What number of lines in the data below contain the string "DIOS"? Answer with that number alone.

Dataset rows describing interfaces
*** Block opens ***

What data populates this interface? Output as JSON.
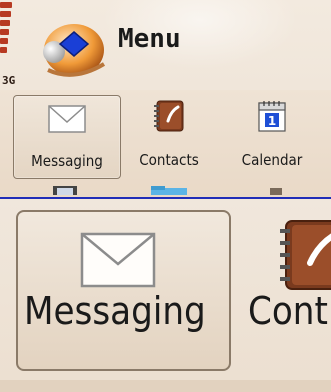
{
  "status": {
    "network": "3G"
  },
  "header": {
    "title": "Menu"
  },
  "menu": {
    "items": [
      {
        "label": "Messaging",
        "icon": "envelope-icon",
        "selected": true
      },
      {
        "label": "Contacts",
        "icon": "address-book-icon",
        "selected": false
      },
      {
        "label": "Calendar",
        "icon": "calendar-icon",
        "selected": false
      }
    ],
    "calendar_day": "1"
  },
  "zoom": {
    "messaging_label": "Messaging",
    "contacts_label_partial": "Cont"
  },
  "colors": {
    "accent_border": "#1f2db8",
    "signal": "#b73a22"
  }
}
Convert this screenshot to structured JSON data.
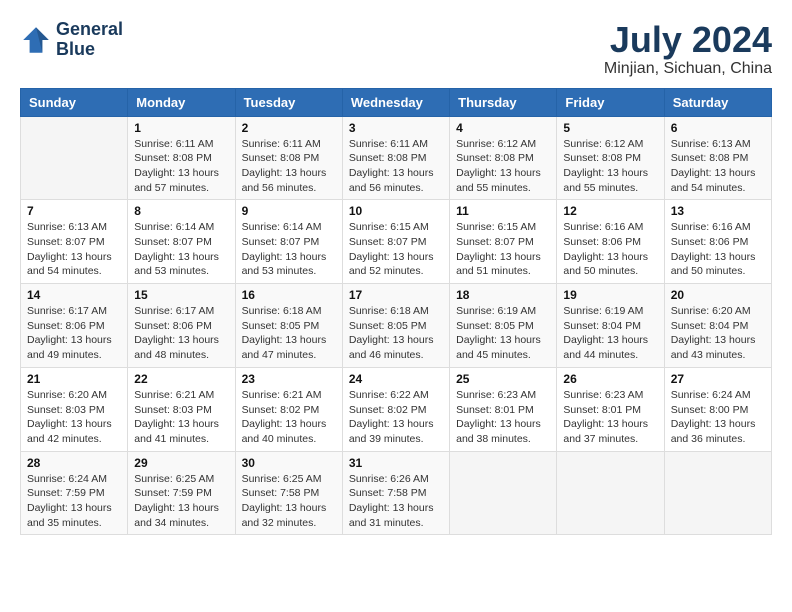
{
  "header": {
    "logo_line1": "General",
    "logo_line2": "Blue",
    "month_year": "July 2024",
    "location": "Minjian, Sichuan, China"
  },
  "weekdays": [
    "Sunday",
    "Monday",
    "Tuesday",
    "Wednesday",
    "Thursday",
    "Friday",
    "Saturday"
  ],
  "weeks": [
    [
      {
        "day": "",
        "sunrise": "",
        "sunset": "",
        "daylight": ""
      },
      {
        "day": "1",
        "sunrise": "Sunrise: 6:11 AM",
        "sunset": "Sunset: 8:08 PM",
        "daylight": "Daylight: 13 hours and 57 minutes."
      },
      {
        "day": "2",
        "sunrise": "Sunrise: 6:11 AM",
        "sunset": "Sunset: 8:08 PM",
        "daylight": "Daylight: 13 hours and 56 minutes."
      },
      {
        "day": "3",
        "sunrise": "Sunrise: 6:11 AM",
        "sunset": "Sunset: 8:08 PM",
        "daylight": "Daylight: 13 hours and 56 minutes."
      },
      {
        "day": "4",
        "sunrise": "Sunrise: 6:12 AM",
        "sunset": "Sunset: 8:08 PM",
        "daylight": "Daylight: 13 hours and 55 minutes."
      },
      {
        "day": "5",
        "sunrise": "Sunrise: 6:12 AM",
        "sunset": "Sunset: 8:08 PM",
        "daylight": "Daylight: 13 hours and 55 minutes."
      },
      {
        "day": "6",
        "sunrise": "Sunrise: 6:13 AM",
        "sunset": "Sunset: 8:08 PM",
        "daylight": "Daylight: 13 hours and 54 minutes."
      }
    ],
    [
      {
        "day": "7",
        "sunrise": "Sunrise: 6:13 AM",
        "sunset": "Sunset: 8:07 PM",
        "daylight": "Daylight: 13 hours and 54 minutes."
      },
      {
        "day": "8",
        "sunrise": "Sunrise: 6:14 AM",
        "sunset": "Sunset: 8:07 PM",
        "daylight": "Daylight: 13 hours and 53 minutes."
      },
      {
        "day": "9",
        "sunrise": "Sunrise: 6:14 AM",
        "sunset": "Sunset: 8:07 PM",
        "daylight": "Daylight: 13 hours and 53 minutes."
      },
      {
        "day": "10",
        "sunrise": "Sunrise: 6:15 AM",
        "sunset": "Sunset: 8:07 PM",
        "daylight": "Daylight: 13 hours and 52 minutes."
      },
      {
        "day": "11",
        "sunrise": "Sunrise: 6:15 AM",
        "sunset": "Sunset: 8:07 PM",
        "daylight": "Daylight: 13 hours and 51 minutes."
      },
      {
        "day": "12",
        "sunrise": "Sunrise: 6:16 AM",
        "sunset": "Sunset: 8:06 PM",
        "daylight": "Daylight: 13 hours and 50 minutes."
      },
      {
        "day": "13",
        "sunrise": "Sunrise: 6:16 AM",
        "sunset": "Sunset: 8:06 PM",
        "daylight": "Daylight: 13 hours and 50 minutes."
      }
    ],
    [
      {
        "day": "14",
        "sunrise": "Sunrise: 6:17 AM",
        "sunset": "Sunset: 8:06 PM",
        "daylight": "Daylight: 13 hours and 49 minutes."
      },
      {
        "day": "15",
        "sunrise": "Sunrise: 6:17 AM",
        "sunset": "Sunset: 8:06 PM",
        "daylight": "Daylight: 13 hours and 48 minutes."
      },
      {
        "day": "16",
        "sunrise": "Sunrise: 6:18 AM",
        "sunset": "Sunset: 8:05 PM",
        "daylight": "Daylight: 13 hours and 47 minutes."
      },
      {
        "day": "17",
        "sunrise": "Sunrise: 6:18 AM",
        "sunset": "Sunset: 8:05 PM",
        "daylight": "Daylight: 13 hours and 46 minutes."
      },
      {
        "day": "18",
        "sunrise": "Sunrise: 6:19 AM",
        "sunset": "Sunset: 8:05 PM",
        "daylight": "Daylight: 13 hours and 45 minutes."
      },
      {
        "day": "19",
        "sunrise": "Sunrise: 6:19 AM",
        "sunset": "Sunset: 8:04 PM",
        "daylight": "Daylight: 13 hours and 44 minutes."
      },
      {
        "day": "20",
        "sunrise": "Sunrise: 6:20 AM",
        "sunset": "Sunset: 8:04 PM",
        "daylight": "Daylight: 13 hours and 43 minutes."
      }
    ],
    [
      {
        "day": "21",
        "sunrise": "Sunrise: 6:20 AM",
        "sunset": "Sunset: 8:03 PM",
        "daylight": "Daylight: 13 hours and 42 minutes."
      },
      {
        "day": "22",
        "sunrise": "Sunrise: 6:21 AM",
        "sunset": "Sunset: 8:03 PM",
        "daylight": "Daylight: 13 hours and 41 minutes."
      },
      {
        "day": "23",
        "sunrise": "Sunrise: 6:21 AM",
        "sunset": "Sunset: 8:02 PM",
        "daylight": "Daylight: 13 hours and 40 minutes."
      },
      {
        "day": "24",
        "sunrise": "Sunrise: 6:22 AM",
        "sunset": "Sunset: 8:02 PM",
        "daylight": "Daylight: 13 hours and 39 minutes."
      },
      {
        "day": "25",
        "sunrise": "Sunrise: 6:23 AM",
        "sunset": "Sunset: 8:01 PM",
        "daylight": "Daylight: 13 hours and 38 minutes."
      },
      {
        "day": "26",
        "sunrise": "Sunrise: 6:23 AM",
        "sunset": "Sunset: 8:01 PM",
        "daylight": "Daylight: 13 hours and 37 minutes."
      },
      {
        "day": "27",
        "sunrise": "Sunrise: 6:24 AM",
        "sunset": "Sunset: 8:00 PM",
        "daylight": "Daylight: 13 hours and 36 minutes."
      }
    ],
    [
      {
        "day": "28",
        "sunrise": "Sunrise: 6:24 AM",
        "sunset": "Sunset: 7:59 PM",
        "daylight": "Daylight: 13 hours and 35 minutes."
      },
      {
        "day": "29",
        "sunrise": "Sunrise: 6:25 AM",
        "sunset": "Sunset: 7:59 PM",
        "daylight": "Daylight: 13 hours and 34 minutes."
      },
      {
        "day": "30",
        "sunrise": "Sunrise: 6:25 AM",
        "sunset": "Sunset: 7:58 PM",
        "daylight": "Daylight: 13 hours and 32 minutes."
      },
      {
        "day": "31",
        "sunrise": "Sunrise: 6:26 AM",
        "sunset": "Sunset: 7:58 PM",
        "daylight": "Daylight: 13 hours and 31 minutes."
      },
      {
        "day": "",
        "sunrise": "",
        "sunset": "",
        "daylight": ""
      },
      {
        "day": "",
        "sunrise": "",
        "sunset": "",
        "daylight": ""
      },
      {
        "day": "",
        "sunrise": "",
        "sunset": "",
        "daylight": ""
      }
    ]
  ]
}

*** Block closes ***
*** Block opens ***

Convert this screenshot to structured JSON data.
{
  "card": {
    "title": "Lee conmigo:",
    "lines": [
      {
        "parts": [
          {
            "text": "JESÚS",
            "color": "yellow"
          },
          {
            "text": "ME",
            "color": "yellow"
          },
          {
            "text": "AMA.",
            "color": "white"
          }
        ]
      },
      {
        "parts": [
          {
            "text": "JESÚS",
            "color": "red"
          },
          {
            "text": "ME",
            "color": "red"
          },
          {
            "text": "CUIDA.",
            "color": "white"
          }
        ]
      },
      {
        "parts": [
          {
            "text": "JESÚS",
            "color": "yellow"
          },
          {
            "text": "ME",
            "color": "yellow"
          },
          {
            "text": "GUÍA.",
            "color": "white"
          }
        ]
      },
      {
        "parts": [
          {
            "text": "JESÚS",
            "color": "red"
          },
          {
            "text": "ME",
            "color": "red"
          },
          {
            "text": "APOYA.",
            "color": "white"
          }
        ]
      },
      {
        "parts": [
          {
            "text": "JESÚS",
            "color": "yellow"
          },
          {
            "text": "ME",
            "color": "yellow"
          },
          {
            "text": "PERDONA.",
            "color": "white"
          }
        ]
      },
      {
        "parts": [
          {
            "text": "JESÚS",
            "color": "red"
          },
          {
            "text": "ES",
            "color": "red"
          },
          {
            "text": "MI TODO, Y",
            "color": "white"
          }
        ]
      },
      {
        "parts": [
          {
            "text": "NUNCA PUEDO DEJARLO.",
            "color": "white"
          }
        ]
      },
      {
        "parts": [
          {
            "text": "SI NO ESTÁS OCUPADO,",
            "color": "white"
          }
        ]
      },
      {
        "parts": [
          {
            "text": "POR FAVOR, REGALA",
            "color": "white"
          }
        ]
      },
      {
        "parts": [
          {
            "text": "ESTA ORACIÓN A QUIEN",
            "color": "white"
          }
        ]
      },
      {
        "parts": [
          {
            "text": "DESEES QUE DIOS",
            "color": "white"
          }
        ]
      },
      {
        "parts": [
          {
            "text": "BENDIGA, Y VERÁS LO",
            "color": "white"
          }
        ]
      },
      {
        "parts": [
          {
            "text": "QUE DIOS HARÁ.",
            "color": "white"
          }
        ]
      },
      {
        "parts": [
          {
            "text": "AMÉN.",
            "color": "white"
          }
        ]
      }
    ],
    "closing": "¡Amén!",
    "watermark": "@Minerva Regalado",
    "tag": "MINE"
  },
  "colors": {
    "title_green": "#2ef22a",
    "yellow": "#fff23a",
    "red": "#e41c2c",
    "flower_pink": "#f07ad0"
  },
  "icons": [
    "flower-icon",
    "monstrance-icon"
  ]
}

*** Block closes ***

> [TASK RESULT] 2